§ PROBLEM REQUIREMENTS
Where the records hold the string "name", show the whole line it sits on.

Web page and app entries:
━━━━━━

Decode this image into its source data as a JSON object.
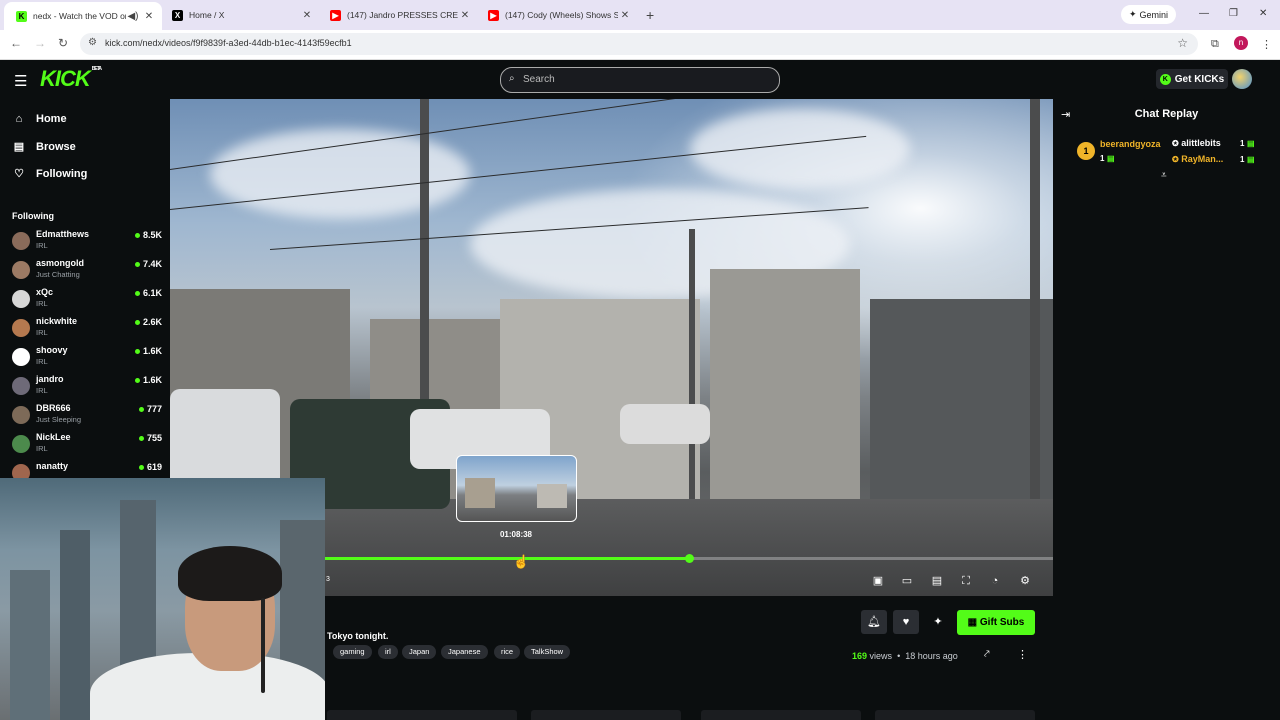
{
  "browser": {
    "tabs": [
      {
        "title": "nedx - Watch the VOD on K",
        "icon": "kick-favicon",
        "active": true
      },
      {
        "title": "Home / X",
        "icon": "x-favicon",
        "active": false
      },
      {
        "title": "(147) Jandro PRESSES CREEPY G",
        "icon": "youtube-favicon",
        "active": false
      },
      {
        "title": "(147) Cody (Wheels) Shows Sh",
        "icon": "youtube-favicon",
        "active": false
      }
    ],
    "gemini_label": "Gemini",
    "url": "kick.com/nedx/videos/f9f9839f-a3ed-44db-b1ec-4143f59ecfb1",
    "profile_initial": "n"
  },
  "header": {
    "logo": "KICK",
    "logo_badge": "BETA",
    "search_placeholder": "Search",
    "get_kicks_label": "Get KICKs"
  },
  "sidebar": {
    "nav": [
      {
        "label": "Home",
        "icon": "home-icon"
      },
      {
        "label": "Browse",
        "icon": "browse-icon"
      },
      {
        "label": "Following",
        "icon": "heart-icon"
      }
    ],
    "following_heading": "Following",
    "following": [
      {
        "name": "Edmatthews",
        "category": "IRL",
        "viewers": "8.5K"
      },
      {
        "name": "asmongold",
        "category": "Just Chatting",
        "viewers": "7.4K"
      },
      {
        "name": "xQc",
        "category": "IRL",
        "viewers": "6.1K"
      },
      {
        "name": "nickwhite",
        "category": "IRL",
        "viewers": "2.6K"
      },
      {
        "name": "shoovy",
        "category": "IRL",
        "viewers": "1.6K"
      },
      {
        "name": "jandro",
        "category": "IRL",
        "viewers": "1.6K"
      },
      {
        "name": "DBR666",
        "category": "Just Sleeping",
        "viewers": "777"
      },
      {
        "name": "NickLee",
        "category": "IRL",
        "viewers": "755"
      },
      {
        "name": "nanatty",
        "category": "",
        "viewers": "619"
      }
    ]
  },
  "player": {
    "preview_time": "01:08:38",
    "progress_fraction": 0.5,
    "hover_fraction": 0.265,
    "time_fragment": "3",
    "controls": [
      "miniplayer-icon",
      "theater-icon",
      "caption-icon",
      "fullscreen-icon",
      "speed-icon",
      "settings-icon"
    ]
  },
  "chat": {
    "title": "Chat Replay",
    "top_gifters": [
      {
        "rank": "1",
        "name": "beerandgyoza",
        "count": "1",
        "color": "#f0b429"
      },
      {
        "rank": "",
        "name": "alittlebits",
        "count": "1",
        "color": "#ffffff"
      },
      {
        "rank": "",
        "name": "RayMan...",
        "count": "1",
        "color": "#f0b429"
      }
    ]
  },
  "video_info": {
    "title": "Tokyo tonight.",
    "tags": [
      "gaming",
      "irl",
      "Japan",
      "Japanese",
      "rice",
      "TalkShow"
    ],
    "gift_subs_label": "Gift Subs",
    "views_count": "169",
    "views_word": "views",
    "separator": "•",
    "age": "18 hours ago"
  },
  "colors": {
    "accent": "#53fc18",
    "background": "#0b0e0f",
    "gold": "#f0b429"
  }
}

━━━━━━

§ FINISHED EXERCISE
        "name": "Edmatthews",
        "name": "asmongold",
        "name": "xQc",
        "name": "nickwhite",
        "name": "shoovy",
        "name": "jandro",
        "name": "DBR666",
        "name": "NickLee",
        "name": "nanatty",
        "name": "beerandgyoza",
        "name": "alittlebits",
        "name": "RayMan...",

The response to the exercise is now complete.